Why do both var and let exist?

Question: Why do both var and let exist? And as a bonus question: Couldn't we just keep let?


Initially var existed. The scope of names was delimited by functions (i.e. there was no block-level scope). And also the design of the language included that before execution an initial lexcial analysis pass would recollect (hoist) all name declarations (variables, functions).

Everyone lived happily in the woods… Well, no. There was a number of grumpy rabbits angry about two things. Una was block-level scope, which, for some reason, they felt they needed it for… something. And then there was that thing on hoisting that made some of them cry while confusing others when it was mentioned, even though they might not have noticed too much about it in daily use.

So, after a number of years, let was introduced as an alternative that allows delimiting scope to blocks and didn't “suffer hoisting”… Well, no, not really. To make it fit with the philosophy of JavaScript, let simulates that there is no hoisting, even though there is, by introducing a TDZ 1) to enforce forward declaration.

Ok, but, couldn't we just have let (or modify var to behave like let and just keep one word)? No, of course not. On the one hand, there's retro-compatibility and not suddenly breaking half (or more) of the sites in the world just because you don't like having two options. And on the other, let introduces its own concerns (e.g. there's an unavoidable 5-10x performance hit; and the use of TDZs doesn't seem like an ideal situation).

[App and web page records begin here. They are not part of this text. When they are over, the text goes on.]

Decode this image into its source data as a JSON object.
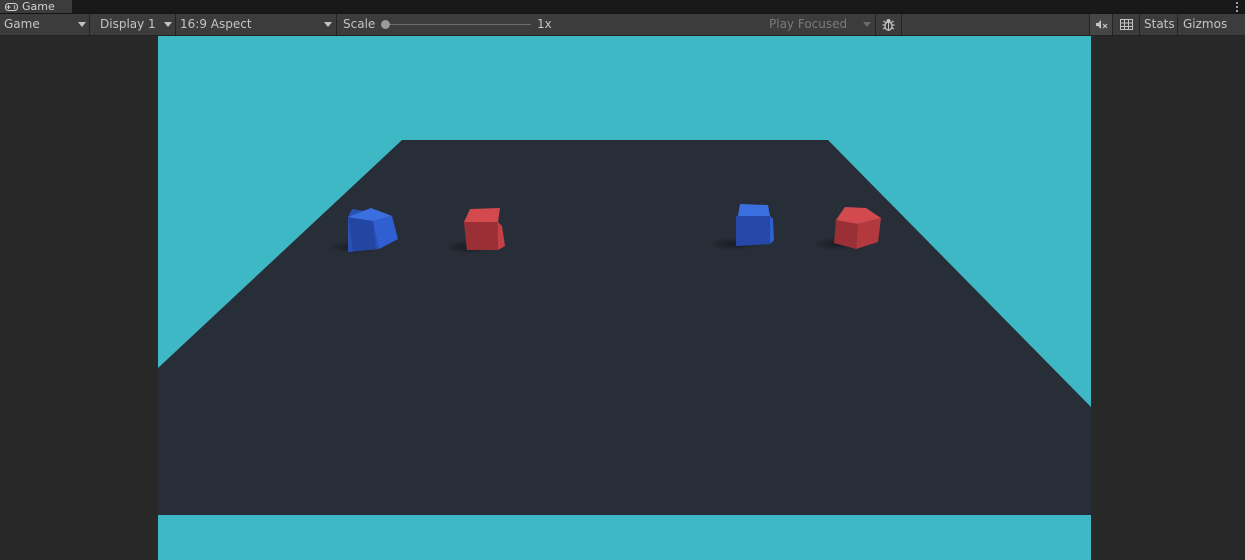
{
  "tab": {
    "label": "Game",
    "icon": "gamepad-icon"
  },
  "toolbar": {
    "view_mode": "Game",
    "display": "Display 1",
    "aspect": "16:9 Aspect",
    "scale_label": "Scale",
    "scale_value": "1x",
    "play_mode": "Play Focused",
    "stats": "Stats",
    "gizmos": "Gizmos"
  },
  "scene": {
    "sky_color": "#3fb8c6",
    "ground_color": "#282e37",
    "cube_colors": [
      "#2f5fd0",
      "#c24146",
      "#2f5fd0",
      "#c24146"
    ]
  }
}
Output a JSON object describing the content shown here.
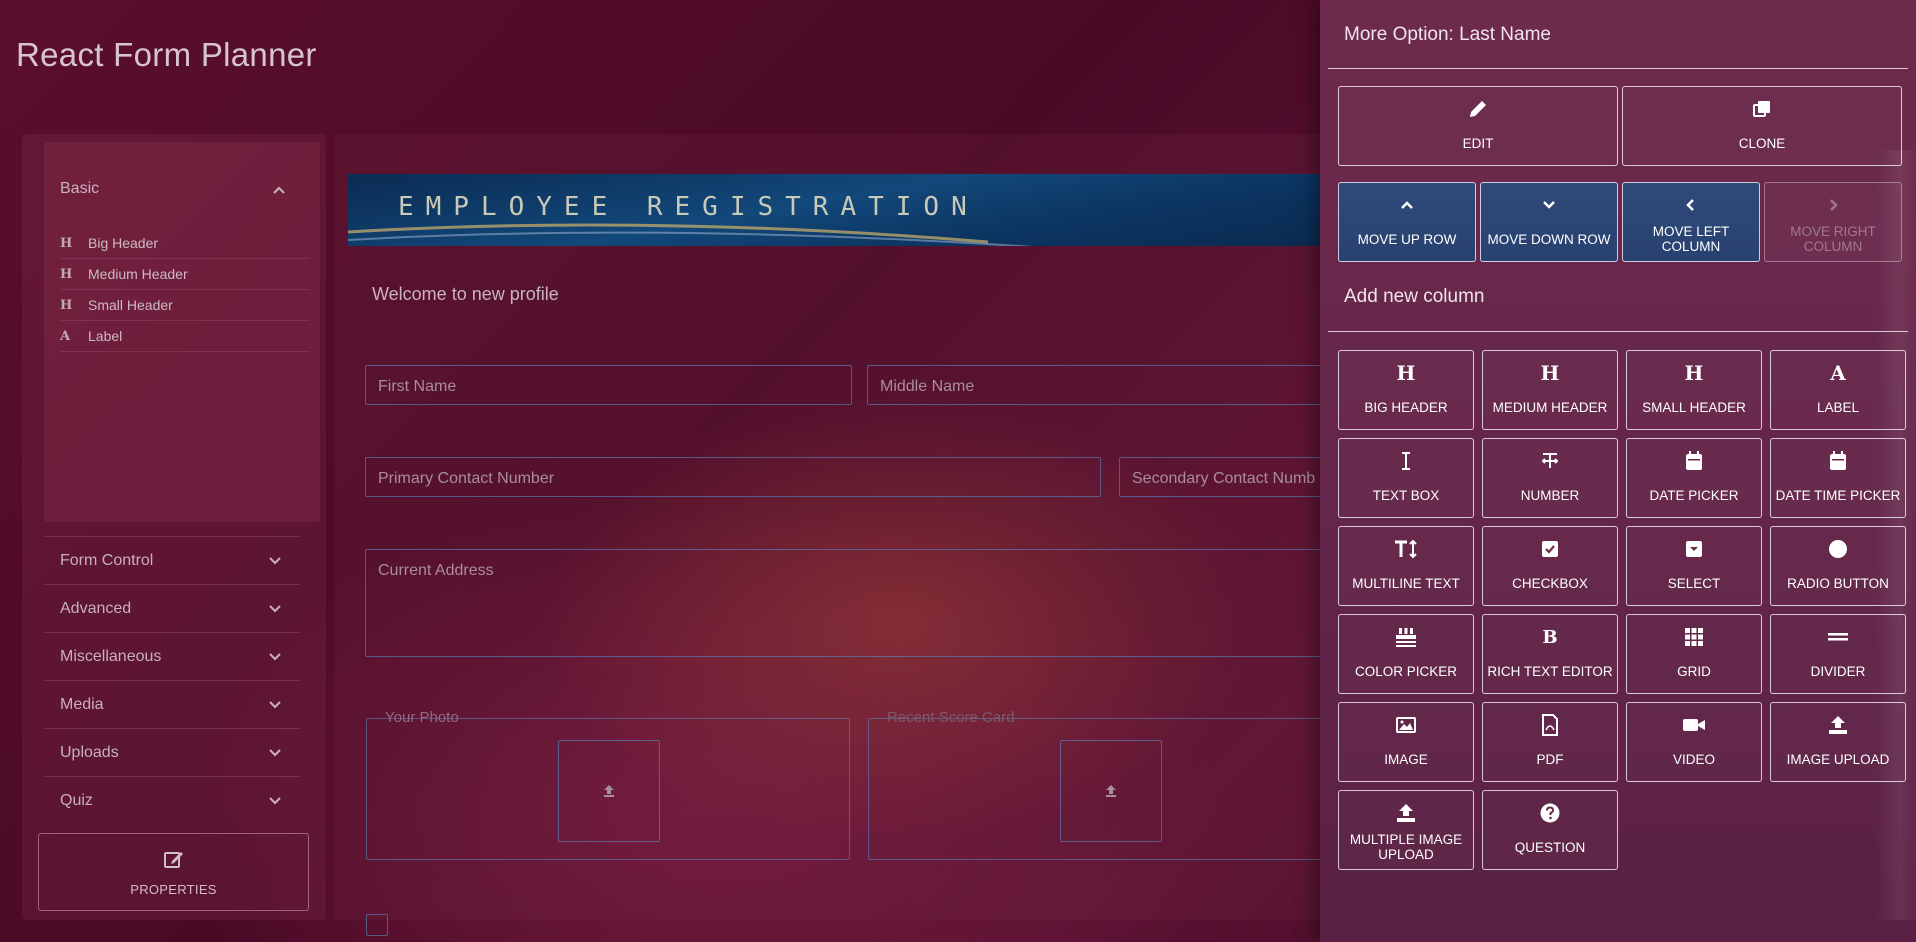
{
  "app": {
    "title": "React Form Planner"
  },
  "sidebar": {
    "basic": {
      "label": "Basic",
      "items": [
        {
          "glyph": "H",
          "label": "Big Header"
        },
        {
          "glyph": "H",
          "label": "Medium Header"
        },
        {
          "glyph": "H",
          "label": "Small Header"
        },
        {
          "glyph": "A",
          "label": "Label"
        }
      ]
    },
    "sections": [
      "Form Control",
      "Advanced",
      "Miscellaneous",
      "Media",
      "Uploads",
      "Quiz"
    ],
    "properties_label": "PROPERTIES"
  },
  "form": {
    "banner_text": "EMPLOYEE REGISTRATION",
    "welcome": "Welcome to new profile",
    "fields": {
      "first_name": "First Name",
      "middle_name": "Middle Name",
      "primary_contact": "Primary Contact Number",
      "secondary_contact": "Secondary Contact Numb",
      "current_address": "Current Address"
    },
    "uploads": {
      "photo": "Your Photo",
      "score_card": "Recent Score Card"
    }
  },
  "drawer": {
    "title": "More Option: Last Name",
    "actions": {
      "edit": "EDIT",
      "clone": "CLONE"
    },
    "move": {
      "up": "MOVE UP ROW",
      "down": "MOVE DOWN ROW",
      "left": "MOVE LEFT COLUMN",
      "right": "MOVE RIGHT COLUMN"
    },
    "add_column_title": "Add new column",
    "tiles": [
      {
        "label": "BIG HEADER"
      },
      {
        "label": "MEDIUM HEADER"
      },
      {
        "label": "SMALL HEADER"
      },
      {
        "label": "LABEL"
      },
      {
        "label": "TEXT BOX"
      },
      {
        "label": "NUMBER"
      },
      {
        "label": "DATE PICKER"
      },
      {
        "label": "DATE TIME PICKER"
      },
      {
        "label": "MULTILINE TEXT"
      },
      {
        "label": "CHECKBOX"
      },
      {
        "label": "SELECT"
      },
      {
        "label": "RADIO BUTTON"
      },
      {
        "label": "COLOR PICKER"
      },
      {
        "label": "RICH TEXT EDITOR"
      },
      {
        "label": "GRID"
      },
      {
        "label": "DIVIDER"
      },
      {
        "label": "IMAGE"
      },
      {
        "label": "PDF"
      },
      {
        "label": "VIDEO"
      },
      {
        "label": "IMAGE UPLOAD"
      },
      {
        "label": "MULTIPLE IMAGE UPLOAD"
      },
      {
        "label": "QUESTION"
      }
    ]
  }
}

Some may prefer ignoring this and telling everyone that they should always use let or else they are bad persons. ¯\_(ツ)_/¯

Temporal Dead Zone